_MATERIAL SHOWN_
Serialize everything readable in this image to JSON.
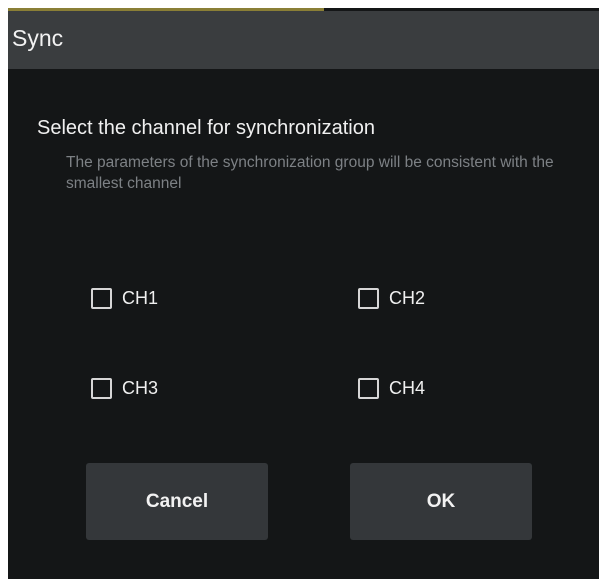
{
  "dialog": {
    "title": "Sync",
    "heading": "Select the channel for synchronization",
    "description": "The parameters of the synchronization group will be consistent with the smallest channel"
  },
  "channels": [
    {
      "label": "CH1",
      "checked": false
    },
    {
      "label": "CH2",
      "checked": false
    },
    {
      "label": "CH3",
      "checked": false
    },
    {
      "label": "CH4",
      "checked": false
    }
  ],
  "buttons": {
    "cancel": "Cancel",
    "ok": "OK"
  },
  "icons": {
    "checkbox": "checkbox-unchecked-icon"
  },
  "colors": {
    "background": "#141617",
    "titlebar": "#3a3d3f",
    "button": "#34373a",
    "accent": "#8a7f36",
    "text": "#f0f0f0",
    "muted_text": "#7d8185"
  }
}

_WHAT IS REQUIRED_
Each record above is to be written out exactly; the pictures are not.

_EXERCISE RESPONSE_
Serialize everything readable in this image to JSON.
{
  "dialog": {
    "title": "Sync",
    "heading": "Select the channel for synchronization",
    "description": "The parameters of the synchronization group will be consistent with the smallest channel"
  },
  "channels": [
    {
      "label": "CH1",
      "checked": false
    },
    {
      "label": "CH2",
      "checked": false
    },
    {
      "label": "CH3",
      "checked": false
    },
    {
      "label": "CH4",
      "checked": false
    }
  ],
  "buttons": {
    "cancel": "Cancel",
    "ok": "OK"
  },
  "icons": {
    "checkbox": "checkbox-unchecked-icon"
  },
  "colors": {
    "background": "#141617",
    "titlebar": "#3a3d3f",
    "button": "#34373a",
    "accent": "#8a7f36",
    "text": "#f0f0f0",
    "muted_text": "#7d8185"
  }
}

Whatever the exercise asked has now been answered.